**TASK REQUIREMENTS**. Which lines in the data below contain the word "content"? Copy each of them.
[Opening SOURCE DATA section]
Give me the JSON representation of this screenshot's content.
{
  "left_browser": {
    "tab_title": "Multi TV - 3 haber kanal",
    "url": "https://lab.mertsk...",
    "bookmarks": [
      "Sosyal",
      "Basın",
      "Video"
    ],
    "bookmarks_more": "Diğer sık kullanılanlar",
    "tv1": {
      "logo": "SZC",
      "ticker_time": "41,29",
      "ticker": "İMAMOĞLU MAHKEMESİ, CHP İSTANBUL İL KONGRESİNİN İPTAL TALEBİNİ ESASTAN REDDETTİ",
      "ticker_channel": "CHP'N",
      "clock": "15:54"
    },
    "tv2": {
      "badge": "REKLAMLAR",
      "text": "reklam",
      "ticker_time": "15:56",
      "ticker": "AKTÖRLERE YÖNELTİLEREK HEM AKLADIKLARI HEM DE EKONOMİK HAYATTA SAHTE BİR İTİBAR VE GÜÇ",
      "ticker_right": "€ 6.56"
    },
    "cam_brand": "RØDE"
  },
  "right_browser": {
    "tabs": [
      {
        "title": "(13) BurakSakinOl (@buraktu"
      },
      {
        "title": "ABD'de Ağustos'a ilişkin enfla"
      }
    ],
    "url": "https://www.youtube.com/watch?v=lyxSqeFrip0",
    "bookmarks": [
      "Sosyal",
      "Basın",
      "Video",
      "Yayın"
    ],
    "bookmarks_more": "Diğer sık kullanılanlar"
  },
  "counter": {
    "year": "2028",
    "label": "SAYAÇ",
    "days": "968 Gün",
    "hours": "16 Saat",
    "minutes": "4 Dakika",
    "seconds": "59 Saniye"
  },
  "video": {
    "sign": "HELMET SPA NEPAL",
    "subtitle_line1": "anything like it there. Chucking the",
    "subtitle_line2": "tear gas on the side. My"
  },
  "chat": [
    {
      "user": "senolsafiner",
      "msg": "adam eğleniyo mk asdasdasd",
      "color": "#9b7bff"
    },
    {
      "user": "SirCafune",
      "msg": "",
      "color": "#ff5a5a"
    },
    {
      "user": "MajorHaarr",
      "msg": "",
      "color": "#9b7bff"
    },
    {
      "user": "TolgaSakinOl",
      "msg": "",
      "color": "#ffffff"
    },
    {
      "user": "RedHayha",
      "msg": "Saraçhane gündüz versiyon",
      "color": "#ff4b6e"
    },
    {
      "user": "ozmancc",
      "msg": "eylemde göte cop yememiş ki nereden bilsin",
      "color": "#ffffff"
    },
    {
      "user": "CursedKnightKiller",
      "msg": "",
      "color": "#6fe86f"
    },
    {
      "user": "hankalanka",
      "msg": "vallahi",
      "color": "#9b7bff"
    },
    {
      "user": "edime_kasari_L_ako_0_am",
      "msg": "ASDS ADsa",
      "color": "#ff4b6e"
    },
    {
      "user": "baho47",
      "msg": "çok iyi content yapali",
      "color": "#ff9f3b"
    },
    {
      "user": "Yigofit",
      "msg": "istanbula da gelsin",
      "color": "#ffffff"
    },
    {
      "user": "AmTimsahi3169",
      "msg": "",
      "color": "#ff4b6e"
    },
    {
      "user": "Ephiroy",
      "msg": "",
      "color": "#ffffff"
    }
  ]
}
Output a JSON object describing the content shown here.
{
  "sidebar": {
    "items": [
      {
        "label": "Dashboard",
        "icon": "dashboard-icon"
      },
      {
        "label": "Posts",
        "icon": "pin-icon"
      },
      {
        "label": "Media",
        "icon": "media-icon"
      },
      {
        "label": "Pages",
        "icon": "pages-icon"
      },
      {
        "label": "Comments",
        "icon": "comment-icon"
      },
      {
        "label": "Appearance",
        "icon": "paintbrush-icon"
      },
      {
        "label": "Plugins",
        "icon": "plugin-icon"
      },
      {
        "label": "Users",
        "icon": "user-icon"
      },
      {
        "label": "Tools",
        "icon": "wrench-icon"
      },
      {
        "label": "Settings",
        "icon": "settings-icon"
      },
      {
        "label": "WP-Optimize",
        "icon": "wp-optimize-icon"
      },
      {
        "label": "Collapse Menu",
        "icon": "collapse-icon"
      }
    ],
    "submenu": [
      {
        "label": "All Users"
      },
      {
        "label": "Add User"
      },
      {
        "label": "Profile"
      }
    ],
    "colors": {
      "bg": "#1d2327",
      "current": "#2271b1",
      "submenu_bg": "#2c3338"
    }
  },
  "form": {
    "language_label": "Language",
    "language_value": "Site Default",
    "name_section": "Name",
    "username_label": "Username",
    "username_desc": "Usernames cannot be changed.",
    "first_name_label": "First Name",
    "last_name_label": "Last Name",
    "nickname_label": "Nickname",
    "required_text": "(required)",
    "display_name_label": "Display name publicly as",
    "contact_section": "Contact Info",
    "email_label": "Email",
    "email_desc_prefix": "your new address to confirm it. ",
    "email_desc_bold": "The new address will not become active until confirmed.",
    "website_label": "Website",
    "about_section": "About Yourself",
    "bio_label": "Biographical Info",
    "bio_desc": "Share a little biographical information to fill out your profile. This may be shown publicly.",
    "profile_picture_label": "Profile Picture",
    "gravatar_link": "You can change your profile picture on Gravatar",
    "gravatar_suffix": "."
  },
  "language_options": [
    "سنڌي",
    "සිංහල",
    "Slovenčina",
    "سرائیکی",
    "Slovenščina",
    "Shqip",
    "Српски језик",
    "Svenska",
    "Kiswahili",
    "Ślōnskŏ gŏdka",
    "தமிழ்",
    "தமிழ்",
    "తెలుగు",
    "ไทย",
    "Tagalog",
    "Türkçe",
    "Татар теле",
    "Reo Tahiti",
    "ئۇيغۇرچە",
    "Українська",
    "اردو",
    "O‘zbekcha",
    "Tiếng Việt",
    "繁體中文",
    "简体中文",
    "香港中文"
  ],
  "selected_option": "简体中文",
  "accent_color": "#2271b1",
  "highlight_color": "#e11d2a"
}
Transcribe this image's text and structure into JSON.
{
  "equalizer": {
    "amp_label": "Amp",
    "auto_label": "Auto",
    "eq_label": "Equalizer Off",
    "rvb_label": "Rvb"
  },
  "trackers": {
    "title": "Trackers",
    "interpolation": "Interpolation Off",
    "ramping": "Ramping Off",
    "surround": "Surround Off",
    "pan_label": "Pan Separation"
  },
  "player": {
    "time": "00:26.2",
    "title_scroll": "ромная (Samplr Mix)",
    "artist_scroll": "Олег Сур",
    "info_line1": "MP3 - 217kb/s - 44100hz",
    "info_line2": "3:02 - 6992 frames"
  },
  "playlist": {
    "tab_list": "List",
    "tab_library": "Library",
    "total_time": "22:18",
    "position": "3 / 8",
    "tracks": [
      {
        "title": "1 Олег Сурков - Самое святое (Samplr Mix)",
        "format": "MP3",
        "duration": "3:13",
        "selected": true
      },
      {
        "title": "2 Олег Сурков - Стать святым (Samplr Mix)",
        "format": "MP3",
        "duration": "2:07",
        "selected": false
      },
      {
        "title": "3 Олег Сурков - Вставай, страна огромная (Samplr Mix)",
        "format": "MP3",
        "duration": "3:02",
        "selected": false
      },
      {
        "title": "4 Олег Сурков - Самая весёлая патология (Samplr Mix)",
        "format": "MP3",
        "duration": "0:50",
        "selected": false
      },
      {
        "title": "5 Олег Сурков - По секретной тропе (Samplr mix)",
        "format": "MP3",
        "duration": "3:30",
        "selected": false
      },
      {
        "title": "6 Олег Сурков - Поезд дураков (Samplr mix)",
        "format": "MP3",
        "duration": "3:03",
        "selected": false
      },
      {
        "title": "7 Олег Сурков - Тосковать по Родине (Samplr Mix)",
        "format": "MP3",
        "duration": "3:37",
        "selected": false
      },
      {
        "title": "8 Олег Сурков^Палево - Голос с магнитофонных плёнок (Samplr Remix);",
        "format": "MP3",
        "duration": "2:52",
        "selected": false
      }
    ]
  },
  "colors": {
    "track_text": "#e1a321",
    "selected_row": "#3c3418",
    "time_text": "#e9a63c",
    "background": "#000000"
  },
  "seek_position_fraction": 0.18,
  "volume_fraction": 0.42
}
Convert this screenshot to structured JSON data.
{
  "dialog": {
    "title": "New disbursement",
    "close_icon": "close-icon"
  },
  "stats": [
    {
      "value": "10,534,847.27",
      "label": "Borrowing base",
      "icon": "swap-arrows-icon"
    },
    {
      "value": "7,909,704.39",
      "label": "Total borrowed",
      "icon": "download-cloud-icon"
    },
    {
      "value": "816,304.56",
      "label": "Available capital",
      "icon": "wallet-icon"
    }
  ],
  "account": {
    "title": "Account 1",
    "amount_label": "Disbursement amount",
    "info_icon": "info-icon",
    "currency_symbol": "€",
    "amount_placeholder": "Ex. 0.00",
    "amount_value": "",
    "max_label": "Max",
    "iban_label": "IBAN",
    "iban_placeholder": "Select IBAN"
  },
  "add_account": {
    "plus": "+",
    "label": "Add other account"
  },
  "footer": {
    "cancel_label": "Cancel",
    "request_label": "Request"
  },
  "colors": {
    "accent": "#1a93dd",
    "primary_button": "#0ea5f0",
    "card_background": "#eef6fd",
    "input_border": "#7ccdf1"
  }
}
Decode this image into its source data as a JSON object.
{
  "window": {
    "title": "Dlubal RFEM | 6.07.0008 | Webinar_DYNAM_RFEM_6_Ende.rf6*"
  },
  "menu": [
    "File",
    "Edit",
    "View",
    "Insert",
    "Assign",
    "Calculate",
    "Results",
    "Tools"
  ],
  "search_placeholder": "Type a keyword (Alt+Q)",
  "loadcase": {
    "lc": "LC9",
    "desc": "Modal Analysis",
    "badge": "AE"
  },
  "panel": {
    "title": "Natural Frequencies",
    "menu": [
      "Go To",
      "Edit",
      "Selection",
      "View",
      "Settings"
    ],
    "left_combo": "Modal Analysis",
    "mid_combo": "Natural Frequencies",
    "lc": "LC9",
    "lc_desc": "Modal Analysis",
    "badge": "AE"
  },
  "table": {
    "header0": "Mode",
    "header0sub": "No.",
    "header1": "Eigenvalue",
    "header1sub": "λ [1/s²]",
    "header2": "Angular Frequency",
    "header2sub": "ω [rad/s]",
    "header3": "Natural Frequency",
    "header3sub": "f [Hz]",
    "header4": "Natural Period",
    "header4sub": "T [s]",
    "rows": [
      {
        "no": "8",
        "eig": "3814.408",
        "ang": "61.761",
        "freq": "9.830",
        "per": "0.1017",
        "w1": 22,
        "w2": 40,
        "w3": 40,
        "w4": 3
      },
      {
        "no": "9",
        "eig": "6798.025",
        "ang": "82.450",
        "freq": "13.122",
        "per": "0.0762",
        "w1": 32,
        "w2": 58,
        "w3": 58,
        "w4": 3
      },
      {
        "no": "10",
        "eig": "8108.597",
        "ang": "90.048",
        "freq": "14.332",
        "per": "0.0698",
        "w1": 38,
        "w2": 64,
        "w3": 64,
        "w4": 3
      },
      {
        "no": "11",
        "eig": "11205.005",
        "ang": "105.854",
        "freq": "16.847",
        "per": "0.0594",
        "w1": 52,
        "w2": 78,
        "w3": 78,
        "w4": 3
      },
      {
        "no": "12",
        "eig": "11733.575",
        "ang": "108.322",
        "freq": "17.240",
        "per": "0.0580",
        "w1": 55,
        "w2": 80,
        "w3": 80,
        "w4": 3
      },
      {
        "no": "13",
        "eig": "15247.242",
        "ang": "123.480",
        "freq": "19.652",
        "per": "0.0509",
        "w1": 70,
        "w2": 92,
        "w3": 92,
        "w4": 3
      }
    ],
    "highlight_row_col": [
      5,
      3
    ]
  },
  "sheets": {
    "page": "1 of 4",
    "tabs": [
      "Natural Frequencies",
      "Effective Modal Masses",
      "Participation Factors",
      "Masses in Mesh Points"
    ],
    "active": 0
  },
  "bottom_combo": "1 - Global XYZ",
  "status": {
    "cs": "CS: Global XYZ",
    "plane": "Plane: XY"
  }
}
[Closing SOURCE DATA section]
**FINISHED TASK**.
Give me the JSON representation of this screenshot's content.
      "msg": "çok iyi content yapali",
Output a JSON object describing the content shown here.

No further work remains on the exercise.